WHAT YOU HAVE TO DO — Among the entries that follow, find the lines holding "fraction" and say how many there are, with no other words.

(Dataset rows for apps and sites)
+===+
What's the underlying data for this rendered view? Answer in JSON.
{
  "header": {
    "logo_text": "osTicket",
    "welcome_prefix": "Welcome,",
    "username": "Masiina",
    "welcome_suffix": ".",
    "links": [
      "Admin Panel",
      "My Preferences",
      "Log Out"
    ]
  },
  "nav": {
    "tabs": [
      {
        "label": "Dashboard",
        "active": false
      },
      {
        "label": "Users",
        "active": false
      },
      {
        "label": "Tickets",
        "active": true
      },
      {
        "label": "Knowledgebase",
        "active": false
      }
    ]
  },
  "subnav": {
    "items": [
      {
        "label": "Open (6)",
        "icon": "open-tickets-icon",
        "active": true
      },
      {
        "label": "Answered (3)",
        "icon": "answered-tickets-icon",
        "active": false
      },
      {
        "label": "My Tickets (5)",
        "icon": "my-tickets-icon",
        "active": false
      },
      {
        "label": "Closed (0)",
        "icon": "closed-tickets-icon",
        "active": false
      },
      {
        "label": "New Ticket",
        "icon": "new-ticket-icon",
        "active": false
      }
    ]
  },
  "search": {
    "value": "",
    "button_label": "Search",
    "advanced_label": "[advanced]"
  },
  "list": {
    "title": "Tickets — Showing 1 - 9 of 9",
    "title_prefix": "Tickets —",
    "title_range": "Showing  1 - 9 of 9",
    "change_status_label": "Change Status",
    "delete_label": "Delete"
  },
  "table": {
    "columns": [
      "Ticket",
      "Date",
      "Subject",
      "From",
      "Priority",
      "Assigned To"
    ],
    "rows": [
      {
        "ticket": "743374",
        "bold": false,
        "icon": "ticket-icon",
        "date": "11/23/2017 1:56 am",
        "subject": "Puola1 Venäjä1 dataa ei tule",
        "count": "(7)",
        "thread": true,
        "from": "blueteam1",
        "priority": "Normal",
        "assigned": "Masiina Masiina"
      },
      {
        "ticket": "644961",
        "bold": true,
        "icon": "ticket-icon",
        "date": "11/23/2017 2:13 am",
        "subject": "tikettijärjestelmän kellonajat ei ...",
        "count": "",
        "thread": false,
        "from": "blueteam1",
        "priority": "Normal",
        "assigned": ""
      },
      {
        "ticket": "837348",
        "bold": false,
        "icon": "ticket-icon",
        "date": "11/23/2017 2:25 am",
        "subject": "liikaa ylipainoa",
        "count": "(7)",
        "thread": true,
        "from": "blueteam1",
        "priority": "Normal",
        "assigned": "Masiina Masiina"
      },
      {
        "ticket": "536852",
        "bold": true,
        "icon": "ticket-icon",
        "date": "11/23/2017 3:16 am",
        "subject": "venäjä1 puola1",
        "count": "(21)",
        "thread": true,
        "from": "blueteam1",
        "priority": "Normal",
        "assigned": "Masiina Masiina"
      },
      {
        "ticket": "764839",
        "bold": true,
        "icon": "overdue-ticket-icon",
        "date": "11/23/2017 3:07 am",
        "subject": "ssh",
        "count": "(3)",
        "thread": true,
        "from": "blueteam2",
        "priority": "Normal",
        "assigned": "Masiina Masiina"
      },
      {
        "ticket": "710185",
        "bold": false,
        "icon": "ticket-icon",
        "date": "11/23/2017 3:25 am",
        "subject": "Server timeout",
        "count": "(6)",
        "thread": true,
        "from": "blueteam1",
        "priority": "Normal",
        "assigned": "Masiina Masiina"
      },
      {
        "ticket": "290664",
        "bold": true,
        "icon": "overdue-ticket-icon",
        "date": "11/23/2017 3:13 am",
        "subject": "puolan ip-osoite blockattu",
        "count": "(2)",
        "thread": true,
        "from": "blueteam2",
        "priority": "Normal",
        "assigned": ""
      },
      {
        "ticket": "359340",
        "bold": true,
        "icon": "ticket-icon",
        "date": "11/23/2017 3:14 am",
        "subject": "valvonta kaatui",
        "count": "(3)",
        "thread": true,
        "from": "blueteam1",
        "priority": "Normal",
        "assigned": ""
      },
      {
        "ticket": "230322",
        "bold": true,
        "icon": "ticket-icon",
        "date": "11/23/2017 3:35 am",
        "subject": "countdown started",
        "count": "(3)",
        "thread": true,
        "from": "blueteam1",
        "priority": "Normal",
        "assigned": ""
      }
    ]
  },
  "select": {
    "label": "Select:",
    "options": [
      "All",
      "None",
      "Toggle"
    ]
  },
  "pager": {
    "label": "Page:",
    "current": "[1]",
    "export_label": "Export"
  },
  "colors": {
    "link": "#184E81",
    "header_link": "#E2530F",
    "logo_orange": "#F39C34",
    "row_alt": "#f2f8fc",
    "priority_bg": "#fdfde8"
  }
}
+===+
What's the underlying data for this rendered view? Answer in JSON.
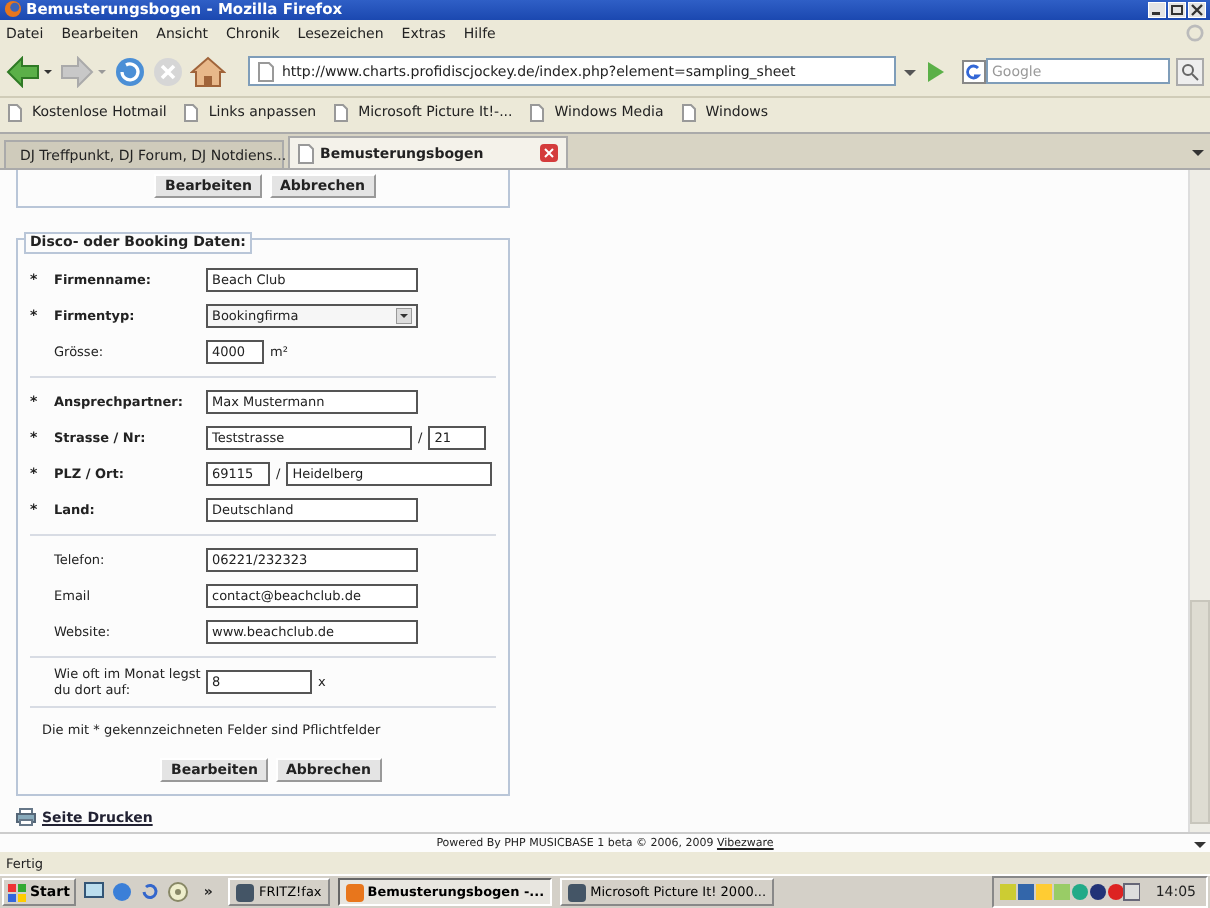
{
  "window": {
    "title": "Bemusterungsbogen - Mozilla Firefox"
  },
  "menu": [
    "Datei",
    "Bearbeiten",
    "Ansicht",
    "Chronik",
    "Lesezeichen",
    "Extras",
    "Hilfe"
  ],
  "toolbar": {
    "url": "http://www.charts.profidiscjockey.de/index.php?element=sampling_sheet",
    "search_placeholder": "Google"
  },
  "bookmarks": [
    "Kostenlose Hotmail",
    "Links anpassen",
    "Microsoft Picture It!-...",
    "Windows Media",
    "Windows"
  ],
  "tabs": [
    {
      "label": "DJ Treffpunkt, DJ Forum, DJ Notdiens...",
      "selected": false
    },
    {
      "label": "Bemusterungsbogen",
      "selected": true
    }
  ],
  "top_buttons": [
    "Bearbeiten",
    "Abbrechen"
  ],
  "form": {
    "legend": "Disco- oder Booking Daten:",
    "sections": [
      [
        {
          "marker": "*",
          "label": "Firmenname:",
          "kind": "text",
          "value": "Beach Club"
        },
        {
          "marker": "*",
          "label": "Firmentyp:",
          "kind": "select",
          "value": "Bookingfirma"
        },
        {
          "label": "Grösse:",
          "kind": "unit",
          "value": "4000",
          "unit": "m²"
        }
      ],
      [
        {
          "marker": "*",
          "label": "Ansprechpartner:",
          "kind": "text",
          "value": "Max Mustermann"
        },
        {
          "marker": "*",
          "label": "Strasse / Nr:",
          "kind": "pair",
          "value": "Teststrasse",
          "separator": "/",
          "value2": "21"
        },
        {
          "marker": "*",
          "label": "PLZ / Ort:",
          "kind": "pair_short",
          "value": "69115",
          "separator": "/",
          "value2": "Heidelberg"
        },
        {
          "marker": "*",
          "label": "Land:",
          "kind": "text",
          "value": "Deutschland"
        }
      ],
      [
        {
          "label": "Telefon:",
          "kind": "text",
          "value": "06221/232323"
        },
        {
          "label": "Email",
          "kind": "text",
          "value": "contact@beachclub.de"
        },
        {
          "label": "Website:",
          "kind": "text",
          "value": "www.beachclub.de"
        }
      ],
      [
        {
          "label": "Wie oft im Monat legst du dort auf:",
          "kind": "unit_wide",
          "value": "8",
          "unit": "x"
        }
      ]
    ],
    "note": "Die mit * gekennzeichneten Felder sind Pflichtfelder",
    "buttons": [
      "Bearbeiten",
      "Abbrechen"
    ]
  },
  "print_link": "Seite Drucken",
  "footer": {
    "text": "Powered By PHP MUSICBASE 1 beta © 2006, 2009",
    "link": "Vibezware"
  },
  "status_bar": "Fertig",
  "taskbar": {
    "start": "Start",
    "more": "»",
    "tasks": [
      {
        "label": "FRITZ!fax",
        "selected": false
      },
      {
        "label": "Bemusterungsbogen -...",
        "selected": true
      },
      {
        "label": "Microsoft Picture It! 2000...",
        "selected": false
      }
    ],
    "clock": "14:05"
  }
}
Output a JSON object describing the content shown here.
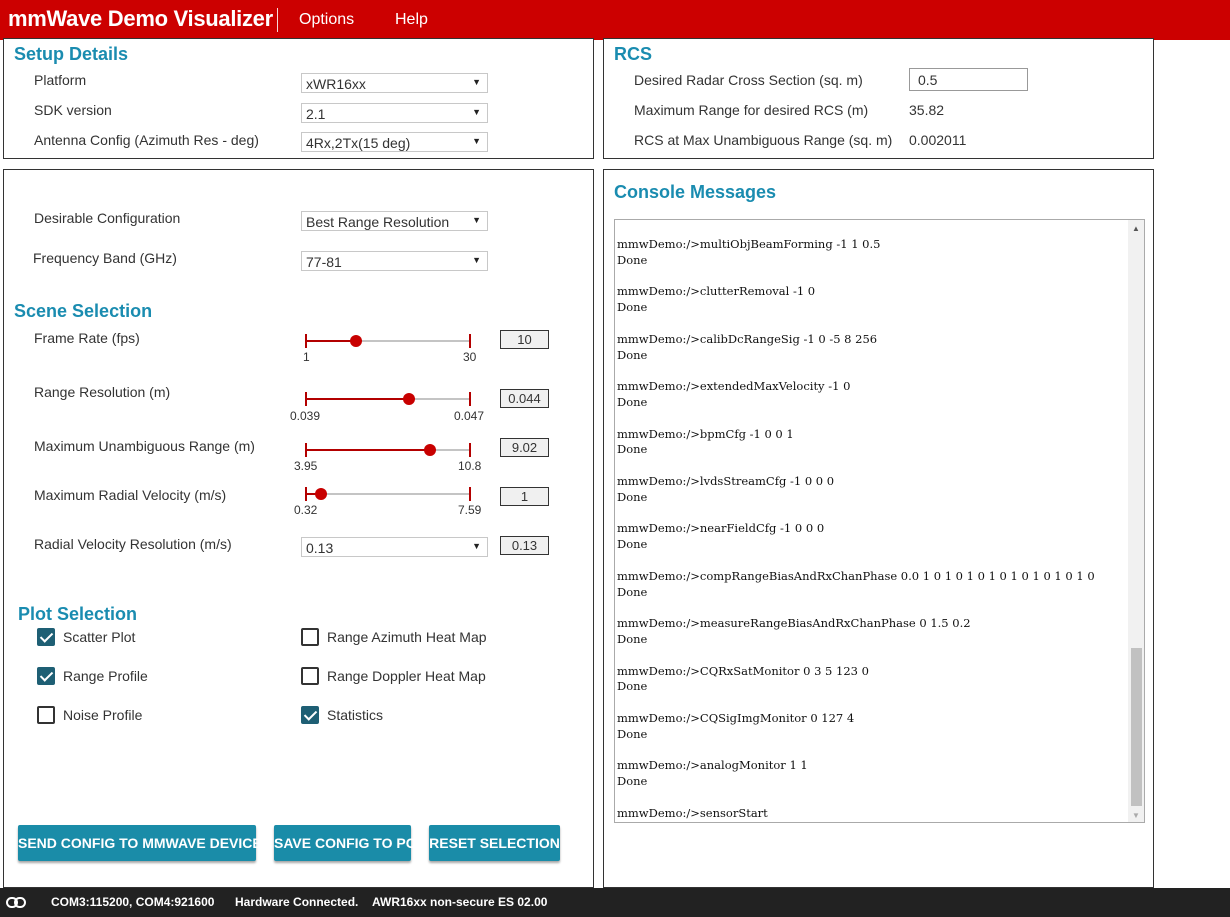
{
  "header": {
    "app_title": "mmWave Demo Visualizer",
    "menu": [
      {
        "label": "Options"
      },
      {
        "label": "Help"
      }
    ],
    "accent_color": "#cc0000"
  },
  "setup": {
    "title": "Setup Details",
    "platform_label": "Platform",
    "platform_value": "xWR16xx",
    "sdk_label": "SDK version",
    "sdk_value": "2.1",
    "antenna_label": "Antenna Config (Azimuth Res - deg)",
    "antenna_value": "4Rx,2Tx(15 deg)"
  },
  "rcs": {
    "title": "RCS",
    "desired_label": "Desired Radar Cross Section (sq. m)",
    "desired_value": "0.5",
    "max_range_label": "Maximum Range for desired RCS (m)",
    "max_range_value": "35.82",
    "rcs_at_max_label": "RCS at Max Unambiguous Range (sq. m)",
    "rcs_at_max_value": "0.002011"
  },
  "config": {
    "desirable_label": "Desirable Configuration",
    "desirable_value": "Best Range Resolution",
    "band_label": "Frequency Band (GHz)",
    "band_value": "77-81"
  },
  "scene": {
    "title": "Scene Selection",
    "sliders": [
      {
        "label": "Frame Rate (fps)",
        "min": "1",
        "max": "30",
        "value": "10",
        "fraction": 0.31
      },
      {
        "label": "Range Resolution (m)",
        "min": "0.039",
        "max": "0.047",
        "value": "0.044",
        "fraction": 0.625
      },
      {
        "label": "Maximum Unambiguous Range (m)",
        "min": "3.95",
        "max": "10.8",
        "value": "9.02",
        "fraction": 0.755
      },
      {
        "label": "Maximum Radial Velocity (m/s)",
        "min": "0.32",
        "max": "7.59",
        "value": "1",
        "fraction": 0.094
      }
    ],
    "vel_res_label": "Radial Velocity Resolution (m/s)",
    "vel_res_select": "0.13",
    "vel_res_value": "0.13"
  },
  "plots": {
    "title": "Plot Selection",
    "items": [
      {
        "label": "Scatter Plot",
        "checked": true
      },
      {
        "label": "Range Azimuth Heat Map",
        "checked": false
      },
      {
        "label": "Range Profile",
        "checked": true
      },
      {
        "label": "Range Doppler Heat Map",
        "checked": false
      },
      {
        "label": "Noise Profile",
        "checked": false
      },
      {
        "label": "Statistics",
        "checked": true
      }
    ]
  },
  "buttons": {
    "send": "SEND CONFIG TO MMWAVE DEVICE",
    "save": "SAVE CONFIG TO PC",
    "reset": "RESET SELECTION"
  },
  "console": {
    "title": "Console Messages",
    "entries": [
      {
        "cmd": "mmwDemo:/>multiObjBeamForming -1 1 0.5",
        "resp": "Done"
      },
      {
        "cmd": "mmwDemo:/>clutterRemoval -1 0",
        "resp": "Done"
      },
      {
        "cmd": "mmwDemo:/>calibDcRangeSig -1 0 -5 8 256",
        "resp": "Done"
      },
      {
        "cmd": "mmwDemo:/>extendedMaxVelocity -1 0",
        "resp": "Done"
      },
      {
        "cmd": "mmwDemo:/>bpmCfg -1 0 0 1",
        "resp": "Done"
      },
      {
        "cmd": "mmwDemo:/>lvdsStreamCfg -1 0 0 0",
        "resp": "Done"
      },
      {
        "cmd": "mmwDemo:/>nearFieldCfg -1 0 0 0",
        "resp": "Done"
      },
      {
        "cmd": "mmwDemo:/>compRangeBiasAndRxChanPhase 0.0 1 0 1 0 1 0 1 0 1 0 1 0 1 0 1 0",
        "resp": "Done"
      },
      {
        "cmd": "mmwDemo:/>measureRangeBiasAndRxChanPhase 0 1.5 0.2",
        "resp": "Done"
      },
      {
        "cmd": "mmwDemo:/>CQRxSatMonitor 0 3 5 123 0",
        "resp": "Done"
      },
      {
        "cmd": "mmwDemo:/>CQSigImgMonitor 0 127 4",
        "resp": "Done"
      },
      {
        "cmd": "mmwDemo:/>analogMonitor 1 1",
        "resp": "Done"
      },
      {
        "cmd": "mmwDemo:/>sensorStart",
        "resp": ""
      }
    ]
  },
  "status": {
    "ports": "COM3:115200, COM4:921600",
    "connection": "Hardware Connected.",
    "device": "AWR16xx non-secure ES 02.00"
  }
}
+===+
OUTPUT FOR THIS TASK — 4